March 20th this year is the Spring Equinox when light and dark are in perfect balance. Twice a year we experience the Equinox, literally meaning Equal Night, when day and night are each twelve hours long. The sun rises at six in the morning and sets at six in the evening. Within this momentary balance at the Spring Equinox light and dark are equal, yet we know the light is growing stronger. We can be sure of a gradual warming of the earth and all that the sunshine brings. This is one reason the Spring Equinox is celebrated as the Festival of Promise.
All around us we can see rapid growth – a metamorphosis in the emerging leaves and flowers. In the cycle of our own year, our ideas are taking shape. Tender as they are, they can now be seen. The soft yellow primrose with its vivid green leaves shows us the mood of this time. It is now time to tend the seeds of new projects and new directions, meditated on through the quiet of winter.

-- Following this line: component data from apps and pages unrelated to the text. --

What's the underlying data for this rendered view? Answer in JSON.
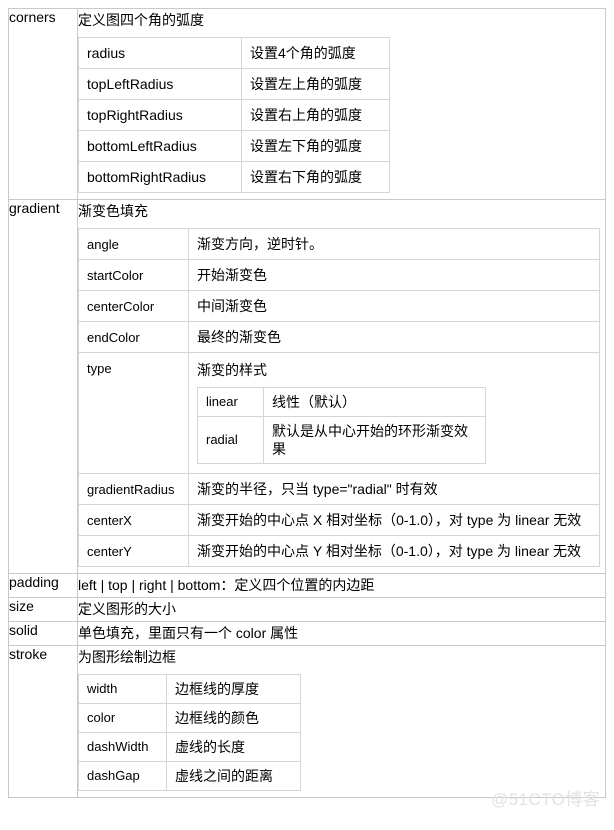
{
  "table": {
    "rows": [
      {
        "key": "corners",
        "desc": "定义图四个角的弧度",
        "sub": {
          "kind": "corners",
          "rows": [
            {
              "name": "radius",
              "desc": "设置4个角的弧度"
            },
            {
              "name": "topLeftRadius",
              "desc": "设置左上角的弧度"
            },
            {
              "name": "topRightRadius",
              "desc": "设置右上角的弧度"
            },
            {
              "name": "bottomLeftRadius",
              "desc": "设置左下角的弧度"
            },
            {
              "name": "bottomRightRadius",
              "desc": "设置右下角的弧度"
            }
          ]
        }
      },
      {
        "key": "gradient",
        "desc": "渐变色填充",
        "sub": {
          "kind": "gradient",
          "rows": [
            {
              "name": "angle",
              "desc": "渐变方向，逆时针。"
            },
            {
              "name": "startColor",
              "desc": "开始渐变色"
            },
            {
              "name": "centerColor",
              "desc": "中间渐变色"
            },
            {
              "name": "endColor",
              "desc": "最终的渐变色"
            },
            {
              "name": "type",
              "desc": "渐变的样式",
              "sub": {
                "kind": "type",
                "rows": [
                  {
                    "name": "linear",
                    "desc": "线性（默认）"
                  },
                  {
                    "name": "radial",
                    "desc": "默认是从中心开始的环形渐变效果"
                  }
                ]
              }
            },
            {
              "name": "gradientRadius",
              "desc": "渐变的半径，只当 type=\"radial\" 时有效"
            },
            {
              "name": "centerX",
              "desc": "渐变开始的中心点 X 相对坐标（0-1.0），对 type 为 linear 无效"
            },
            {
              "name": "centerY",
              "desc": "渐变开始的中心点 Y 相对坐标（0-1.0），对 type 为 linear 无效"
            }
          ]
        }
      },
      {
        "key": "padding",
        "desc": "left | top | right | bottom：定义四个位置的内边距"
      },
      {
        "key": "size",
        "desc": "定义图形的大小"
      },
      {
        "key": "solid",
        "desc": "单色填充，里面只有一个 color 属性"
      },
      {
        "key": "stroke",
        "desc": "为图形绘制边框",
        "sub": {
          "kind": "stroke",
          "rows": [
            {
              "name": "width",
              "desc": "边框线的厚度"
            },
            {
              "name": "color",
              "desc": "边框线的颜色"
            },
            {
              "name": "dashWidth",
              "desc": "虚线的长度"
            },
            {
              "name": "dashGap",
              "desc": "虚线之间的距离"
            }
          ]
        }
      }
    ]
  },
  "watermark": "@51CTO博客",
  "colors": {
    "border_outer": "#c9c9c9",
    "border_inner": "#d5d5d5",
    "text": "#000000",
    "watermark": "#e2e2e2"
  }
}
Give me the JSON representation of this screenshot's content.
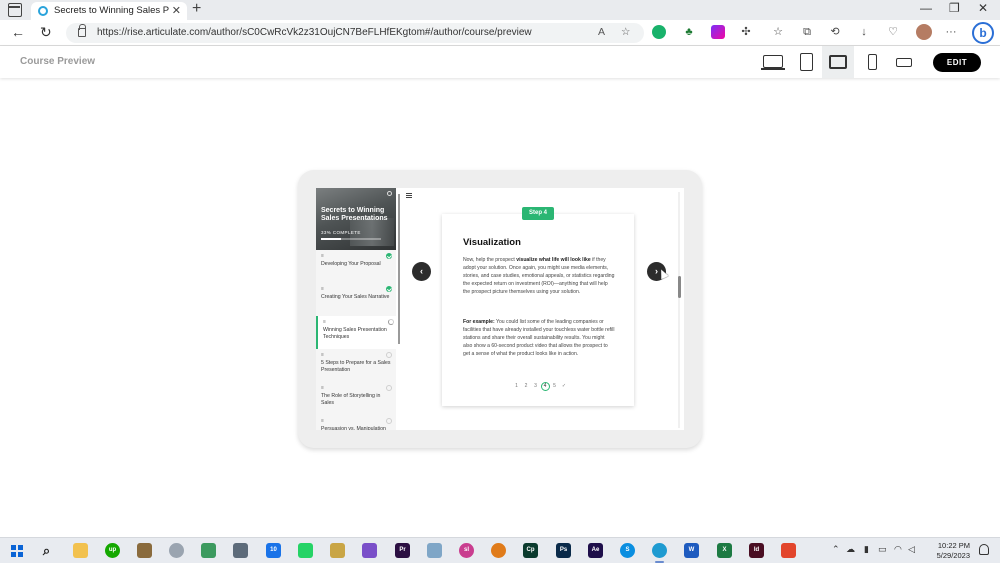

Now is the time to start taking action. The amazing growth we experience now can feel overwhelming. Am I really ready for this?
For each of us, we face all sorts of challenges all year round, large and small, that test us. If we are to create something new, it is at this time of year that we are the most challenged. For this is the time to undergo a metamorphosis in our being.
There is a difference between metamorphosis and growth. Growth is more of the same – a leaf and then a bigger leaf, a stem and then a longer stem. Metamorphosis is a complete transformation in form – a new leaf unfurling on a bare branch, a bud opening into flower.
In spring nature undergoes its most dramatic and visible metamorphosis of form. For us, with nature as our mirror, spring is the time for us to undergo a metamorphosis of our own. How can we trust the chaotic process of creativity that we need to allow if we are to emerge differently?
At the Equinox, if we listen, we can hear the call to evolve and bring something new into being. We are asked to find courage and respond to the challenging call in whatever form that may take. This can make us feel insecure and unsure of our ability to act outwardly to shape the year ahead in a new way.
This hesitancy is reflected at this time as it is so changeable. One minute it is bright and sunny, the next it is icy cold. Nights can plunge way below freezing so we awaken to a frosty world which melts in a blast of hot sun through the morning. This journey from the Spring Equinox to Easter is a transitional time. Celebrating the Festival of Promise is a special time to unite with all the people of the world who share this one day together on the Spring Equinox. This can be as simple as lighting a candle to bless your journey from now to Easter, or standing with arms outstretched, poised in perfect balance and union with the world. Or creating a feast for friends and sharing your wishes and intentions together for this year of new beginnings. The poem below by John O’Donohue expresses something of the mood of this time.
by Louise Flower, from the Cycle of the Year
For a New Beginning
In out-of-the-way places of the heart,
Where your thoughts never think to wander,
This beginning has been quietly forming,
Waiting until you were ready to emerge.
For a long time it has watched your desire,
Feeling the emptiness growing inside you,
Noticing how you willed yourself on,
Still unable to leave what you had outgrown.
It watched you play with the seduction of safety
And the grey promises that sameness whispered,
Heard the waves of turmoil rise and relent,
Wondered would you always live like this.
Then the delight, when your courage kindled,
And out you stepped onto new ground,
Your eyes young again with energy and dream,
A path of plenitude opening before you.
Though your destination is not yet clear
You can trust the promise of this opening;
Unfurl yourself into the grace of beginning
That is at one with your life’s desire.
Awaken your spirit to adventure;
Hold nothing back, learn to find ease in risk;
Soon you will be home in a new rhythm,
For your soul senses the world that awaits you.
~ John O’Donohue ~